Whether you are drafting a contract and wish to include a provision for dispute-resolution, or whether you are currently debating how to dispute a conflict, you must decide which dispute resolution process best fits the situation.
Litigation, taking the matter before a judge, can be both slow and expensive. Mediation is usually faster, cheaper, and allows both parties to come to a mutually acceptable agreement through a neutral party. But what happens if both sides cannot come to an agreement, yet you still do not want to take issue to court? Luckily, a third process called “arbitration” exists.
So, what is arbitration? Like mediation, arbitration involves a neutral third party, an arbitrator or group of arbitrators, that like a judge applies the laws to the facts of the dispute to bring the conflict to a resolution. However, unlike, mediation, that resolution is not the result of mutual agreement and compromise by the two parties, rather, it is through the verdict of the arbitrator.
Why choose arbitration? Unlike a court case, the proceedings are private, which can be advantageous if the involved parties do not wish to make the nature or existence of a dispute public. Arbitration is usually faster and cheaper than litigation. It has simplified rules and proceedings and offers a more flexible schedule than crowded court calendars. The arbitration process can be pursued domestically or internationally. It is often the favored method of resolution in international disputes if one party does not trust a foreign court system. However, because the arbitrator must hear the arguments and evidence of both sides, arbitration can still be lengthy and costly. The factors affecting the decision to pursue arbitration over other methods of resolution are best considered on a case-by-case basis and is a decision best made with the counsel of an experienced legal professional.

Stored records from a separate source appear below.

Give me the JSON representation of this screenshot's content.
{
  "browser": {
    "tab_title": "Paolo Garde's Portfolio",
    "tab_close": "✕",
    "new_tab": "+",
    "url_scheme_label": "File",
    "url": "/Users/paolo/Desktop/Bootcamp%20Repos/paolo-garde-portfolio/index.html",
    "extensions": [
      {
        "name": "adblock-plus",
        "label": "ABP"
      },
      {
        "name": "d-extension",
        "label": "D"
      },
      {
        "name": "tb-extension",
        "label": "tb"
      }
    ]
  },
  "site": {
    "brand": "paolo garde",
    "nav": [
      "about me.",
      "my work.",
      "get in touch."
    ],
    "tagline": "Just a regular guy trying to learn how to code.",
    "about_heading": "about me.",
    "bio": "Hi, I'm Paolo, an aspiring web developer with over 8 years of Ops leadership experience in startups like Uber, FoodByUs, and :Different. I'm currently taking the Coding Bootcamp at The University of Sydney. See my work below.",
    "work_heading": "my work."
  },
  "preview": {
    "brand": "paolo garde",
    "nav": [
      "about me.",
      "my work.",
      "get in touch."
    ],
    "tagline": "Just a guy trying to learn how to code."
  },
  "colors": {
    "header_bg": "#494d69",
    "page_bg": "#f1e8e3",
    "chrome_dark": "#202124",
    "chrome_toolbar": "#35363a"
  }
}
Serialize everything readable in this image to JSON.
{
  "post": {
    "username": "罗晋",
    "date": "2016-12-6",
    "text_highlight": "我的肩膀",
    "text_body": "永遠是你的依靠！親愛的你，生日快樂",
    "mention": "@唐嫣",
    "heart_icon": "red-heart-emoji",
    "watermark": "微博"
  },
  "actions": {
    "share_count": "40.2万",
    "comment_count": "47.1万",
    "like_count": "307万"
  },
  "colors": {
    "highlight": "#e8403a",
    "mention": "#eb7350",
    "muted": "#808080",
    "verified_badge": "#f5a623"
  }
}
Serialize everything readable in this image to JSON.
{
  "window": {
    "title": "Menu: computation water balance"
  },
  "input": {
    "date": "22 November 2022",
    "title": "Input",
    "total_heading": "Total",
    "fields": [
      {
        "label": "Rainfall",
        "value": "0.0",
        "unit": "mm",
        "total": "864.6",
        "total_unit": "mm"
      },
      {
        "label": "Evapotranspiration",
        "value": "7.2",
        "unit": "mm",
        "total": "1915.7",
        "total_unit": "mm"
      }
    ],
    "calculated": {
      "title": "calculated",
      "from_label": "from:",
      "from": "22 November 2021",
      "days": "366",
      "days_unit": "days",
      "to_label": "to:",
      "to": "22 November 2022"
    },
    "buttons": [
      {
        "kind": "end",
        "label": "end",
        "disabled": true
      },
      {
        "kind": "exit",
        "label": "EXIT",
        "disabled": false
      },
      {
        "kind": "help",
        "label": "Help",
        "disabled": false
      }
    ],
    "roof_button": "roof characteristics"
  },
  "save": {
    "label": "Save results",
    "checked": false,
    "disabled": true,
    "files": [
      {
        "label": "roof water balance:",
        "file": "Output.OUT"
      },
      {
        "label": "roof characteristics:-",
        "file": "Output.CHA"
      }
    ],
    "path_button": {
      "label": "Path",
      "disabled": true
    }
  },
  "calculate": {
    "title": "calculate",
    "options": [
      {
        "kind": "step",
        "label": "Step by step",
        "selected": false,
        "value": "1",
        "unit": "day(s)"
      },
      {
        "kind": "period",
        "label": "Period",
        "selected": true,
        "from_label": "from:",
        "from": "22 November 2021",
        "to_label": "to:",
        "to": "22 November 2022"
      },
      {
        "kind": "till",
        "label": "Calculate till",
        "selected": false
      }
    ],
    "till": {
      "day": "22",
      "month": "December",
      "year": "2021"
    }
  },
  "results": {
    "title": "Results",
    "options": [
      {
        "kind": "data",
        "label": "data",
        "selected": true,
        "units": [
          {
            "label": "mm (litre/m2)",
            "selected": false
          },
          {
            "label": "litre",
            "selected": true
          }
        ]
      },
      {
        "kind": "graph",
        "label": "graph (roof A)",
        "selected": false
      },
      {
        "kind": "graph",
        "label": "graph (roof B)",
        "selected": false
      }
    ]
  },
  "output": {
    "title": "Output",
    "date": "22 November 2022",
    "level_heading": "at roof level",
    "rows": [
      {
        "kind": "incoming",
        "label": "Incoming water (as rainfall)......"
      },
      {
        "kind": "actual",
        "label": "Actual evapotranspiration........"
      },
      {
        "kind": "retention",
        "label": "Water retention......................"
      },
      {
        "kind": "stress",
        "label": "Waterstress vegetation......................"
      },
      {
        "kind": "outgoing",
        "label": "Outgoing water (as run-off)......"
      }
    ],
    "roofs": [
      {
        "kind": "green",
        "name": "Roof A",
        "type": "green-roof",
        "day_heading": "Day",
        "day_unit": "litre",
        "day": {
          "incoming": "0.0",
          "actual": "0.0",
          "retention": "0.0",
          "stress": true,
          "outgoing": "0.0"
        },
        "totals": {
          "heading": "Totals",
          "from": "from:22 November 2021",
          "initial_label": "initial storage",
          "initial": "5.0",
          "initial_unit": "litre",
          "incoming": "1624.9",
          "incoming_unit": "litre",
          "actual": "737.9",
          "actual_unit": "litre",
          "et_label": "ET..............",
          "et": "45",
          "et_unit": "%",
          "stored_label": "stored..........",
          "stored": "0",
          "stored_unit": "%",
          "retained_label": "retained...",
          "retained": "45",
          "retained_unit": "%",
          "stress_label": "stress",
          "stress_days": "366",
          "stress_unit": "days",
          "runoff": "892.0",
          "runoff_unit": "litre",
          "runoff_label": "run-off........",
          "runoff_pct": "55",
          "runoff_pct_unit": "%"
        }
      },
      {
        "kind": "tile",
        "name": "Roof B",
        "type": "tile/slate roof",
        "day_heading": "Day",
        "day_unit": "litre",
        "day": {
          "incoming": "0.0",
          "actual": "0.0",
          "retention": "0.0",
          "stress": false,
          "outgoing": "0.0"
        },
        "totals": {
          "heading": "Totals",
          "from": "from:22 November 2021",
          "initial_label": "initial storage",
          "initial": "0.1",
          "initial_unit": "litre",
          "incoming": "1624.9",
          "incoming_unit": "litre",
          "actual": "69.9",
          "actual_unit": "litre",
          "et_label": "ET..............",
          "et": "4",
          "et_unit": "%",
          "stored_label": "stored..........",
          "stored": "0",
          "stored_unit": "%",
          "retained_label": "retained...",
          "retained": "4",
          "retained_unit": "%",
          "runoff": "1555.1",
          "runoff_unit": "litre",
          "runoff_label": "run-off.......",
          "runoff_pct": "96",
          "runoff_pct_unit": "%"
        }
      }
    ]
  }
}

There are two types of arbitration: binding and nonbinding. In a binding arbitration process, both groups agree beforehand that the decision is final and enforceable by a court, with only narrow methods to appeal. In a nonbinding process, the arbitrator’s decision is simply advisory and only becomes final if accepted by both parties.
Here at Sumsion Business Law, we stand ready to assist you in all your arbitration needs. Whether you are drafting a dispute resolution provision or currently seeking arbitration assistance, contact our experienced legal team today!